____ Record excerpts
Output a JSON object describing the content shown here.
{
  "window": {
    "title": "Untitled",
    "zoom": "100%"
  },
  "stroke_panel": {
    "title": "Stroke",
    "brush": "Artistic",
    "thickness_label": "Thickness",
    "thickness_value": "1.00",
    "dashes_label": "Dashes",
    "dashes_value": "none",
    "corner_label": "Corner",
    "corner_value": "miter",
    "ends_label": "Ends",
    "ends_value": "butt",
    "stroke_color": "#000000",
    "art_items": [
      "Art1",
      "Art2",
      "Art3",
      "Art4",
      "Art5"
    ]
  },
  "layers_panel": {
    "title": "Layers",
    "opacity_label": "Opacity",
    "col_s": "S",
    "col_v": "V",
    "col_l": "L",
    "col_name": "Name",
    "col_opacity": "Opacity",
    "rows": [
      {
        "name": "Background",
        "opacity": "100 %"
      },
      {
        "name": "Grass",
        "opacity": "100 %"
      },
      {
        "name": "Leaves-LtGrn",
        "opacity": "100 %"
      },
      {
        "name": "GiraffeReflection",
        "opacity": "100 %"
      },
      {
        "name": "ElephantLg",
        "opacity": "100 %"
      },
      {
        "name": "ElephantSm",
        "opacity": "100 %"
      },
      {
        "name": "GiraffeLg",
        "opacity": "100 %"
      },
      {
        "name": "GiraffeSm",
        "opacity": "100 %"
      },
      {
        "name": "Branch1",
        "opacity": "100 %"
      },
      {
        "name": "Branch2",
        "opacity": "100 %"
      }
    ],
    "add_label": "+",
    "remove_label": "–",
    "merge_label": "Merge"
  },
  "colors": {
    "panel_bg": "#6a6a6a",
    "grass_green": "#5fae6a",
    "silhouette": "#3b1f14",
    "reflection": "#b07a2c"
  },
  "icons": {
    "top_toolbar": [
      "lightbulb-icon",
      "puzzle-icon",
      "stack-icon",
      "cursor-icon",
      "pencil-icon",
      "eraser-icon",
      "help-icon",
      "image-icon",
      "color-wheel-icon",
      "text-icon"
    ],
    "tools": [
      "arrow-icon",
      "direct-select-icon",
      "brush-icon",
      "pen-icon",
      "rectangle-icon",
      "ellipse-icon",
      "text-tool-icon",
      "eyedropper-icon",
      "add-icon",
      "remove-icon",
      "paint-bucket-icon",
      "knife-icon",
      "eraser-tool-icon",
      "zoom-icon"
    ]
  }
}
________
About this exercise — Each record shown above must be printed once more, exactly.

Written solution —
Output a JSON object describing the content shown here.
{
  "window": {
    "title": "Untitled",
    "zoom": "100%"
  },
  "stroke_panel": {
    "title": "Stroke",
    "brush": "Artistic",
    "thickness_label": "Thickness",
    "thickness_value": "1.00",
    "dashes_label": "Dashes",
    "dashes_value": "none",
    "corner_label": "Corner",
    "corner_value": "miter",
    "ends_label": "Ends",
    "ends_value": "butt",
    "stroke_color": "#000000",
    "art_items": [
      "Art1",
      "Art2",
      "Art3",
      "Art4",
      "Art5"
    ]
  },
  "layers_panel": {
    "title": "Layers",
    "opacity_label": "Opacity",
    "col_s": "S",
    "col_v": "V",
    "col_l": "L",
    "col_name": "Name",
    "col_opacity": "Opacity",
    "rows": [
      {
        "name": "Background",
        "opacity": "100 %"
      },
      {
        "name": "Grass",
        "opacity": "100 %"
      },
      {
        "name": "Leaves-LtGrn",
        "opacity": "100 %"
      },
      {
        "name": "GiraffeReflection",
        "opacity": "100 %"
      },
      {
        "name": "ElephantLg",
        "opacity": "100 %"
      },
      {
        "name": "ElephantSm",
        "opacity": "100 %"
      },
      {
        "name": "GiraffeLg",
        "opacity": "100 %"
      },
      {
        "name": "GiraffeSm",
        "opacity": "100 %"
      },
      {
        "name": "Branch1",
        "opacity": "100 %"
      },
      {
        "name": "Branch2",
        "opacity": "100 %"
      }
    ],
    "add_label": "+",
    "remove_label": "–",
    "merge_label": "Merge"
  },
  "colors": {
    "panel_bg": "#6a6a6a",
    "grass_green": "#5fae6a",
    "silhouette": "#3b1f14",
    "reflection": "#b07a2c"
  },
  "icons": {
    "top_toolbar": [
      "lightbulb-icon",
      "puzzle-icon",
      "stack-icon",
      "cursor-icon",
      "pencil-icon",
      "eraser-icon",
      "help-icon",
      "image-icon",
      "color-wheel-icon",
      "text-icon"
    ],
    "tools": [
      "arrow-icon",
      "direct-select-icon",
      "brush-icon",
      "pen-icon",
      "rectangle-icon",
      "ellipse-icon",
      "text-tool-icon",
      "eyedropper-icon",
      "add-icon",
      "remove-icon",
      "paint-bucket-icon",
      "knife-icon",
      "eraser-tool-icon",
      "zoom-icon"
    ]
  }
}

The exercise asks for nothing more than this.